On Behalf of | Mar 9, 2011 | Medical Malpractice |

It is no secret that being exposed to radiation is not good for one’s health. But many people are exposed to small amounts of radiation when they see a doctor and get an x-ray done. There are even greater amounts of radiation released when a patient undergoes a CT scan.

The New York Times had been doing a series of articles about radiation errors. These types of errors can lead to serious injury, especially in young children and infants. In fact, children are most at risk because they are still growing and are more vulnerable to the effects of radiation. But what The New York Times discovered about radiation was frightening.

At one particular hospital, the head of the radiology department one day discovered that infants were not being properly protected when undergoing radiological exams such as X-rays. Contrary to standards, full-body X-rays were being performed in babies, many without shields. This discovery was made in 2007.

Though the exact injuries that a baby would sustain from radiation were not discussed in the article, many of those injuries could be prevented if medical technicians and medical staff were properly using the equipment. An investigation following the incident showed:

  • Residents and supervisors failed to speak up about the mistakes that were discovered
  • Radiation levels were not set correctly before tests were administered
  • Technicians were getting sloppy and not appropriately targeting the area needing to be X-ray’d or shielding the rest of the baby’s body

These types of mistakes are serious. Infants are especially at risk to the dangers of over-irradiation, especially when a full-body exam is administered. And given the fact that radiation is being used more often now to diagnose injuries and diseases, children will likely be exposed to high doses of radiation before they turn 18 years old.

In response, this particular hospital’s radiology department is working with the Department of Health to make sure that staff is following protocol. In fact, many believe there is a need for minimum education and certification requirements for medical imaging and radiation therapy professionals.

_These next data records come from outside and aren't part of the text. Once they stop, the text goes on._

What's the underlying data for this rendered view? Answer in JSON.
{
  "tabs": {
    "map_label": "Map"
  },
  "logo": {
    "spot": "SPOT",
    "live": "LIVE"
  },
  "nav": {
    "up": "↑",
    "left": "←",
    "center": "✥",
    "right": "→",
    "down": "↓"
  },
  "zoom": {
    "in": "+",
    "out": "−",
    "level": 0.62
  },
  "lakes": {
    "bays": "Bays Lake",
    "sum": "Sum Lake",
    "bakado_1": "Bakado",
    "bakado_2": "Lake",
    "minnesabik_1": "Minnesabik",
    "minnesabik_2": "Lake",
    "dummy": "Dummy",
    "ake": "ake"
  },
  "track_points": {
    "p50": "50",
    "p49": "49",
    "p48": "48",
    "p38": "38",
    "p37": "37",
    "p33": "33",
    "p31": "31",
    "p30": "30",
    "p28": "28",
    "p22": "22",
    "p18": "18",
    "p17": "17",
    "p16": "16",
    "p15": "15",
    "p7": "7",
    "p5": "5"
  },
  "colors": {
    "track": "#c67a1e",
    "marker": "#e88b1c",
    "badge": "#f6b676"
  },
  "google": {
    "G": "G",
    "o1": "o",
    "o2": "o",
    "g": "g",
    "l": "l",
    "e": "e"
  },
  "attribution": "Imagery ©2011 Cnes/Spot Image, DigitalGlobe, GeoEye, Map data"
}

Source: The New York Times online, “X-Rays and Unshielded Infants,” Walt Bogdanich and Kristina Rebelo, 27 February 2011